AbstractDespite a plethora of proposals and counter-proposals, the framework of the A level system has remained largely unchanged for forty years. This study reviews the historical context of sixth form education and provides an insight into students' perceptions of A level courses in the late 1980s. It also examines the reasons behind students' choices of subjects for study at A level and students' subsequent satisfaction with their chosen courses. The variables which most strongly influenced students' choice of subjects for study were the subject's perceived interest value, previous success in the subject and its compatibility with other subjects chosen. Also important, in some subject areas, was the perceived career value of a subject and its necessity for higher education. The students began their A level courses with very positive perceptions. The overwhelming majority view was of students' confidence in their ability to cope and high expectation of their courses. Unfortunately this initial positivism was not sustained. As students progressed through the course an increasing proportion reported that A level work was boring and became more sceptical about the utility of A levels. This growing disillusionment was probably partly responsible for some of the dissatisfaction evident in this study, gauged partly in terms of drop-out rates. It is concluded that A levels in their present form do not seem to be meeting the needs of a proportion of those who are studying them.

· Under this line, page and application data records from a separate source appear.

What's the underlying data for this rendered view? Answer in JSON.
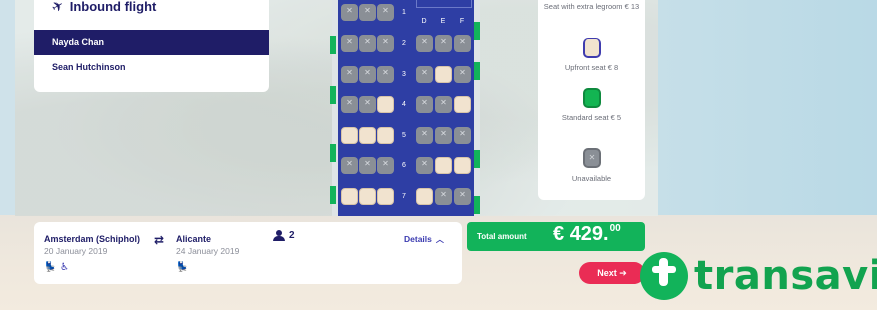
{
  "flight": {
    "title": "Inbound flight",
    "passengers": [
      {
        "name": "Nayda Chan",
        "active": true
      },
      {
        "name": "Sean Hutchinson",
        "active": false
      }
    ]
  },
  "seatmap": {
    "columns_right": [
      "D",
      "E",
      "F"
    ],
    "rows": [
      {
        "number": "1",
        "left": [
          "unavailable",
          "unavailable",
          "unavailable"
        ],
        "right": []
      },
      {
        "number": "2",
        "left": [
          "unavailable",
          "unavailable",
          "unavailable"
        ],
        "right": [
          "unavailable",
          "unavailable",
          "unavailable"
        ]
      },
      {
        "number": "3",
        "left": [
          "unavailable",
          "unavailable",
          "unavailable"
        ],
        "right": [
          "unavailable",
          "upfront",
          "unavailable"
        ]
      },
      {
        "number": "4",
        "left": [
          "unavailable",
          "unavailable",
          "upfront"
        ],
        "right": [
          "unavailable",
          "unavailable",
          "upfront"
        ]
      },
      {
        "number": "5",
        "left": [
          "upfront",
          "upfront",
          "upfront"
        ],
        "right": [
          "unavailable",
          "unavailable",
          "unavailable"
        ]
      },
      {
        "number": "6",
        "left": [
          "unavailable",
          "unavailable",
          "unavailable"
        ],
        "right": [
          "unavailable",
          "upfront",
          "upfront"
        ]
      },
      {
        "number": "7",
        "left": [
          "upfront",
          "upfront",
          "upfront"
        ],
        "right": [
          "upfront",
          "unavailable",
          "unavailable"
        ]
      }
    ]
  },
  "legend": {
    "extra_legroom": "Seat with extra legroom € 13",
    "upfront": "Upfront seat € 8",
    "standard": "Standard seat € 5",
    "unavailable": "Unavailable"
  },
  "trip": {
    "from_city": "Amsterdam (Schiphol)",
    "from_date": "20 January 2019",
    "to_city": "Alicante",
    "to_date": "24 January 2019",
    "passenger_count": "2",
    "details_label": "Details"
  },
  "total": {
    "label": "Total amount",
    "currency": "€",
    "amount_main": "429.",
    "amount_cents": "00"
  },
  "next_label": "Next",
  "logo_text": "transavi",
  "colors": {
    "navy": "#1f1d67",
    "green": "#12b35a",
    "cabin_blue": "#2e3ea4",
    "next_red": "#ea2c55"
  }
}
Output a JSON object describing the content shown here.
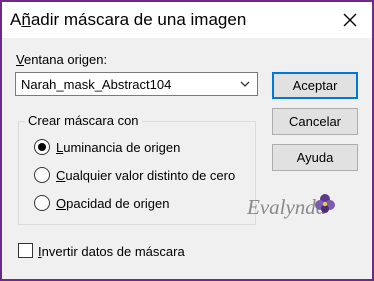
{
  "window": {
    "title_pre": "A",
    "title_ul": "ñ",
    "title_post": "adir máscara de una imagen",
    "close_icon": "close-icon",
    "border_color": "#6d2a86"
  },
  "source": {
    "label_ul": "V",
    "label_rest": "entana origen:",
    "selected": "Narah_mask_Abstract104"
  },
  "buttons": {
    "accept": "Aceptar",
    "cancel": "Cancelar",
    "help": "Ayuda"
  },
  "mask_group": {
    "legend": "Crear máscara con",
    "options": [
      {
        "ul": "L",
        "rest": "uminancia de origen",
        "checked": true
      },
      {
        "ul": "C",
        "rest": "ualquier valor distinto de cero",
        "checked": false
      },
      {
        "ul": "O",
        "rest": "pacidad de origen",
        "checked": false
      }
    ]
  },
  "invert": {
    "ul": "I",
    "rest": "nvertir datos de máscara",
    "checked": false
  },
  "watermark": {
    "text": "Evalynda"
  }
}
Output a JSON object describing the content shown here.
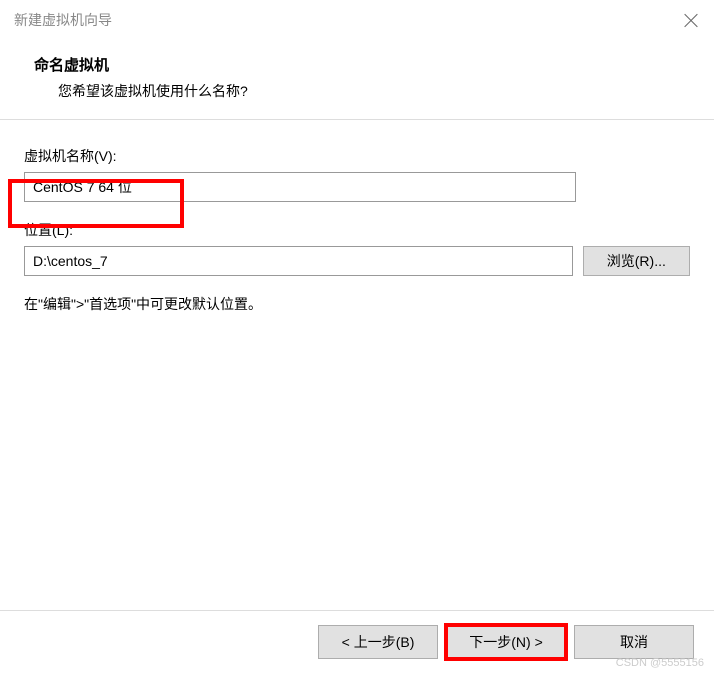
{
  "title": "新建虚拟机向导",
  "header": {
    "title": "命名虚拟机",
    "desc": "您希望该虚拟机使用什么名称?"
  },
  "fields": {
    "name_label": "虚拟机名称(V):",
    "name_value": "CentOS 7 64 位",
    "location_label": "位置(L):",
    "location_value": "D:\\centos_7",
    "browse_label": "浏览(R)...",
    "hint": "在\"编辑\">\"首选项\"中可更改默认位置。"
  },
  "buttons": {
    "back": "< 上一步(B)",
    "next": "下一步(N) >",
    "cancel": "取消"
  },
  "watermark": "CSDN @5555156"
}
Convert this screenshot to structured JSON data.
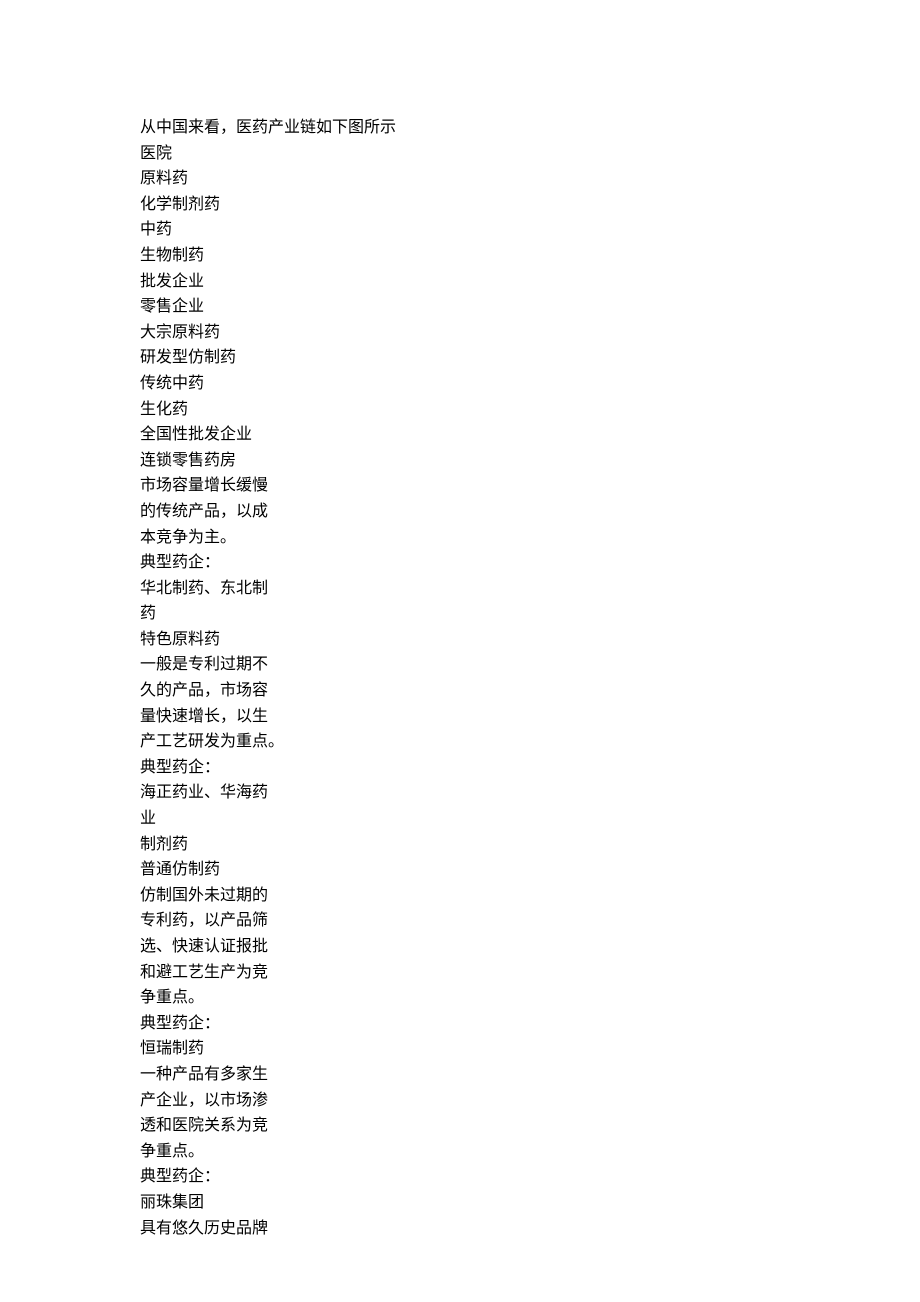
{
  "lines": [
    "从中国来看，医药产业链如下图所示",
    "医院",
    "原料药",
    "化学制剂药",
    "中药",
    "生物制药",
    "批发企业",
    "零售企业",
    "大宗原料药",
    "研发型仿制药",
    "传统中药",
    "生化药",
    "全国性批发企业",
    "连锁零售药房",
    "市场容量增长缓慢",
    "的传统产品，以成",
    "本竞争为主。",
    "典型药企：",
    "华北制药、东北制",
    "药",
    "特色原料药",
    "一般是专利过期不",
    "久的产品，市场容",
    "量快速增长，以生",
    "产工艺研发为重点。",
    "典型药企：",
    "海正药业、华海药",
    "业",
    "制剂药",
    "普通仿制药",
    "仿制国外未过期的",
    "专利药，以产品筛",
    "选、快速认证报批",
    "和避工艺生产为竞",
    "争重点。",
    "典型药企：",
    "恒瑞制药",
    "一种产品有多家生",
    "产企业，以市场渗",
    "透和医院关系为竞",
    "争重点。",
    "典型药企：",
    "丽珠集团",
    "具有悠久历史品牌"
  ]
}
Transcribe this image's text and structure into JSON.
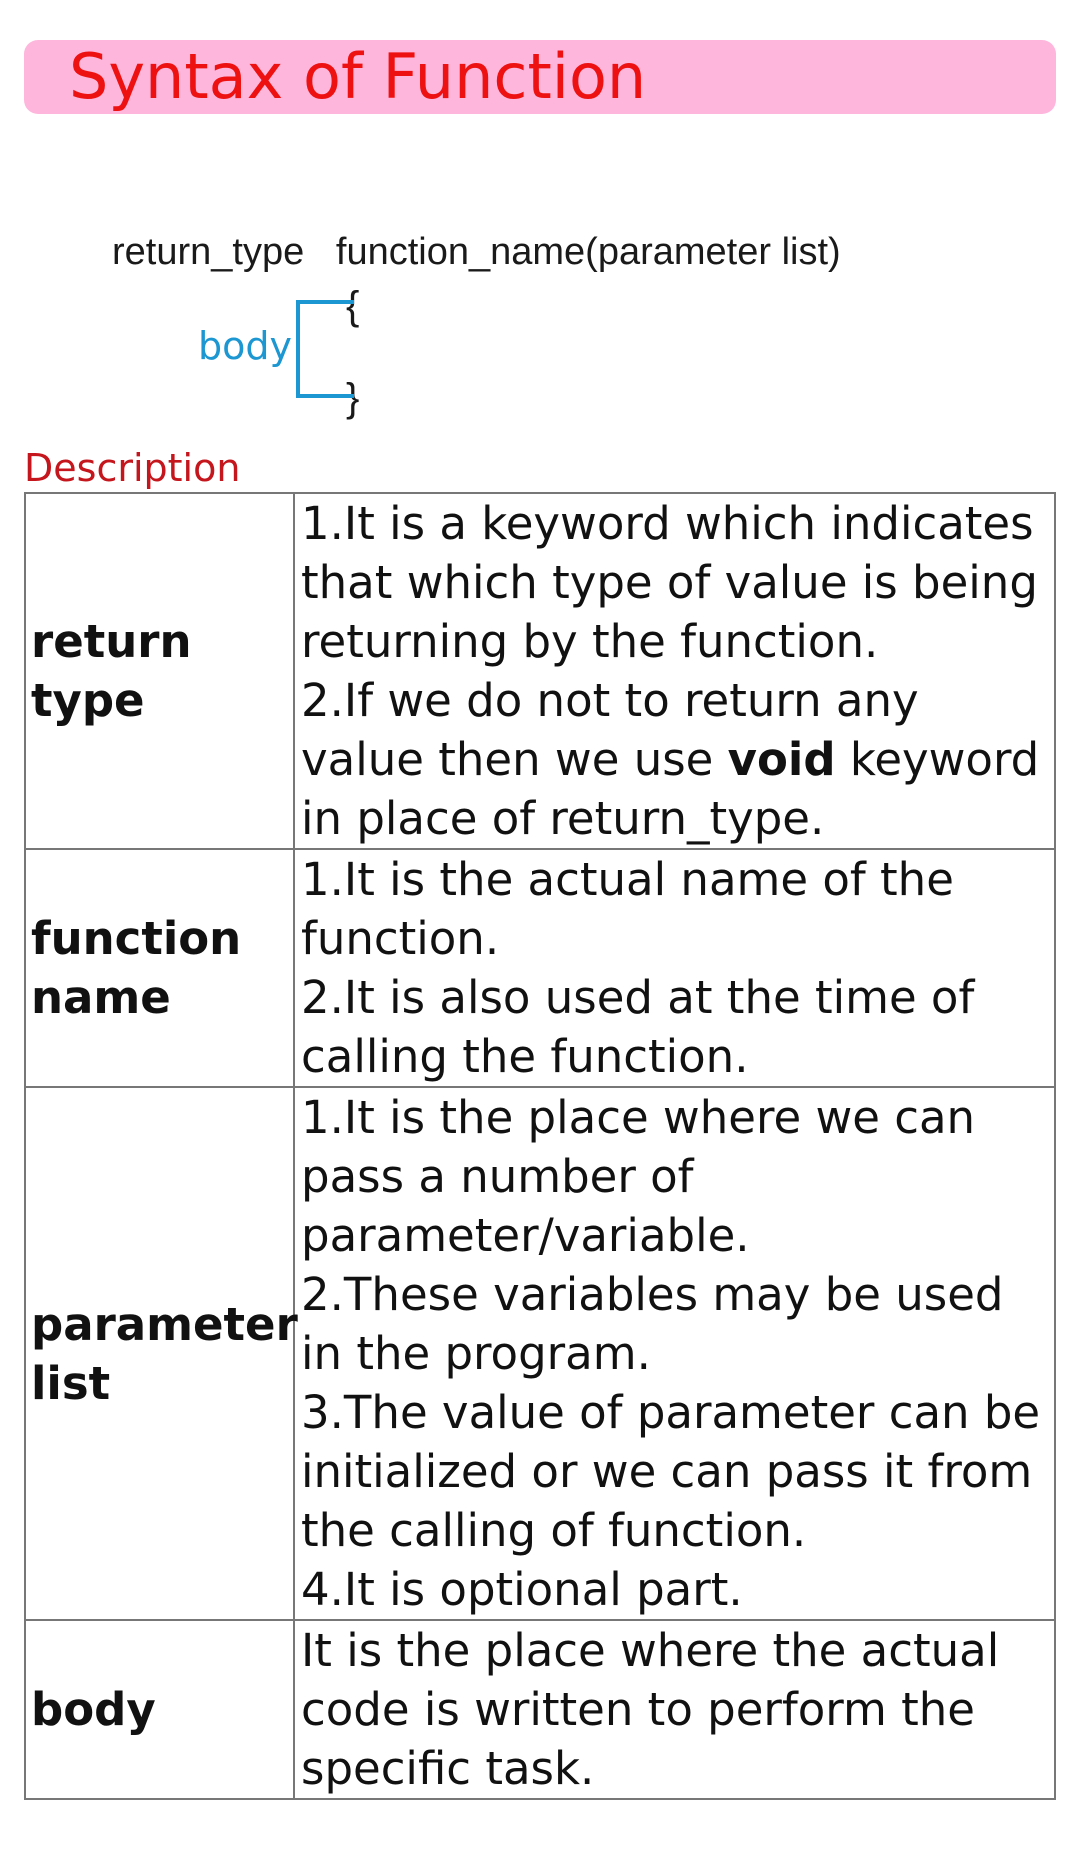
{
  "title": "Syntax of Function",
  "syntax": {
    "signature": "return_type   function_name(parameter list)",
    "open_brace": "{",
    "close_brace": "}",
    "body_label": "body"
  },
  "description_label": "Description",
  "rows": [
    {
      "term": "return type",
      "lines": [
        "1.It is a keyword which indicates that which type of value is being returning by the function.",
        "2.If we do not to return any value then we use",
        "void",
        "keyword in place of return_type."
      ]
    },
    {
      "term": "function name",
      "lines": [
        "1.It is the actual name of the function.",
        "2.It is also used at the time of calling the function."
      ]
    },
    {
      "term": "parameter list",
      "lines": [
        "1.It is the place where we can pass a number of parameter/variable.",
        "2.These variables may be used in the program.",
        "3.The value of parameter can be initialized or we can pass it from the calling of function.",
        "4.It is optional part."
      ]
    },
    {
      "term": "body",
      "lines": [
        "It is the place where the actual code is written to perform the specific task."
      ]
    }
  ],
  "colors": {
    "title_bg": "#ffb6dc",
    "title_text": "#ee1111",
    "body_label": "#1c97d2",
    "description_label": "#c4161c"
  }
}
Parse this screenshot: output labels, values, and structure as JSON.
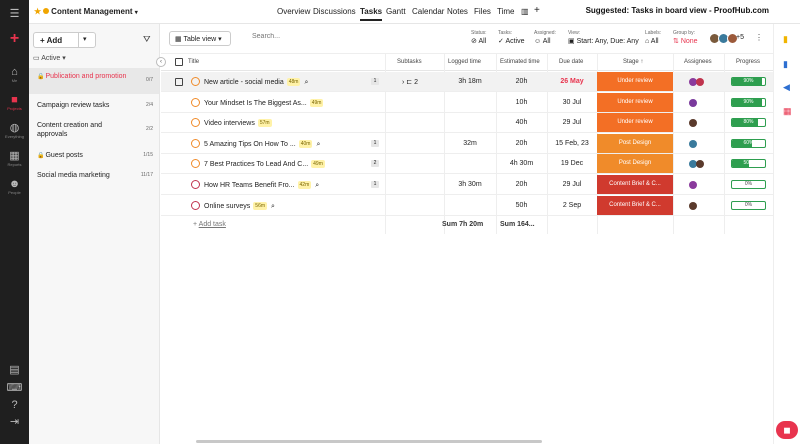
{
  "window": {
    "project_title": "Content Management",
    "suggested": "Suggested: Tasks in board view - ProofHub.com"
  },
  "nav": {
    "tabs": [
      "Overview",
      "Discussions",
      "Tasks",
      "Gantt",
      "Calendar",
      "Notes",
      "Files",
      "Time"
    ],
    "active": "Tasks"
  },
  "rail": {
    "items": [
      {
        "label": "Me",
        "icon": "home-icon"
      },
      {
        "label": "Projects",
        "icon": "folder-icon"
      },
      {
        "label": "Everything",
        "icon": "globe-icon"
      },
      {
        "label": "Reports",
        "icon": "chart-icon"
      },
      {
        "label": "People",
        "icon": "people-icon"
      }
    ]
  },
  "panel": {
    "add_label": "Add",
    "filter_label": "Active",
    "projects": [
      {
        "name": "Publication and promotion",
        "count": "0/7",
        "locked": true,
        "selected": true
      },
      {
        "name": "Campaign review tasks",
        "count": "2/4",
        "locked": false,
        "selected": false
      },
      {
        "name": "Content creation and approvals",
        "count": "2/2",
        "locked": false,
        "selected": false
      },
      {
        "name": "Guest posts",
        "count": "1/15",
        "locked": true,
        "selected": false
      },
      {
        "name": "Social media marketing",
        "count": "11/17",
        "locked": false,
        "selected": false
      }
    ]
  },
  "toolbar": {
    "view_label": "Table view",
    "search_placeholder": "Search...",
    "filters": [
      {
        "label": "Status:",
        "value": "All"
      },
      {
        "label": "Tasks:",
        "value": "Active"
      },
      {
        "label": "Assigned:",
        "value": "All"
      },
      {
        "label": "View:",
        "value": "Start: Any, Due: Any"
      },
      {
        "label": "Labels:",
        "value": "All"
      },
      {
        "label": "Group by:",
        "value": "None"
      }
    ],
    "more_assignees": "+5"
  },
  "table": {
    "headers": [
      "Title",
      "Subtasks",
      "Logged time",
      "Estimated time",
      "Due date",
      "Stage",
      "Assignees",
      "Progress"
    ],
    "rows": [
      {
        "title": "New article - social media",
        "est": "48m",
        "clip": true,
        "comments": "1",
        "subtasks": "2",
        "logged": "3h 18m",
        "estimated": "20h",
        "due": "26 May",
        "due_overdue": true,
        "stage": "Under review",
        "stage_kind": "ur",
        "progress": 90,
        "progress_label": "90%",
        "highlight": true
      },
      {
        "title": "Your Mindset Is The Biggest As...",
        "est": "49m",
        "clip": false,
        "comments": "",
        "subtasks": "",
        "logged": "",
        "estimated": "10h",
        "due": "30 Jul",
        "due_overdue": false,
        "stage": "Under review",
        "stage_kind": "ur",
        "progress": 90,
        "progress_label": "90%",
        "highlight": false
      },
      {
        "title": "Video interviews",
        "est": "57m",
        "clip": false,
        "comments": "",
        "subtasks": "",
        "logged": "",
        "estimated": "40h",
        "due": "29 Jul",
        "due_overdue": false,
        "stage": "Under review",
        "stage_kind": "ur",
        "progress": 80,
        "progress_label": "80%",
        "highlight": false
      },
      {
        "title": "5 Amazing Tips On How To ...",
        "est": "40m",
        "clip": true,
        "comments": "1",
        "subtasks": "",
        "logged": "32m",
        "estimated": "20h",
        "due": "15 Feb, 23",
        "due_overdue": false,
        "stage": "Post Design",
        "stage_kind": "pd",
        "progress": 60,
        "progress_label": "60%",
        "highlight": false
      },
      {
        "title": "7 Best Practices To Lead And C...",
        "est": "49m",
        "clip": false,
        "comments": "2",
        "subtasks": "",
        "logged": "",
        "estimated": "4h 30m",
        "due": "19 Dec",
        "due_overdue": false,
        "stage": "Post Design",
        "stage_kind": "pd",
        "progress": 50,
        "progress_label": "50%",
        "highlight": false
      },
      {
        "title": "How HR Teams Benefit Fro...",
        "est": "42m",
        "clip": true,
        "comments": "1",
        "subtasks": "",
        "logged": "3h 30m",
        "estimated": "20h",
        "due": "29 Jul",
        "due_overdue": false,
        "stage": "Content Brief & C...",
        "stage_kind": "cb2",
        "progress": 0,
        "progress_label": "0%",
        "highlight": false
      },
      {
        "title": "Online surveys",
        "est": "56m",
        "clip": true,
        "comments": "",
        "subtasks": "",
        "logged": "",
        "estimated": "50h",
        "due": "2 Sep",
        "due_overdue": false,
        "stage": "Content Brief & C...",
        "stage_kind": "cb2",
        "progress": 0,
        "progress_label": "0%",
        "highlight": false
      }
    ],
    "add_task": "Add task",
    "sum_logged": "Sum 7h 20m",
    "sum_estimated": "Sum 164..."
  },
  "colors": {
    "accent": "#e8344e",
    "under_review": "#f36f25",
    "post_design": "#f08b2a",
    "content_brief": "#d03a2e",
    "progress": "#2e9e4f"
  }
}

PublisherUniversity of Wolverhampton
TypeThesis or dissertation
DescriptionA thesis submitted in partial fulfilment of the requirements of the Council for National Academic Awards for the degree of Doctor of Philosophy
Except where otherwise noted, this item's license is described as https://creativecommons.org/licenses/by-nc-nd/4.0/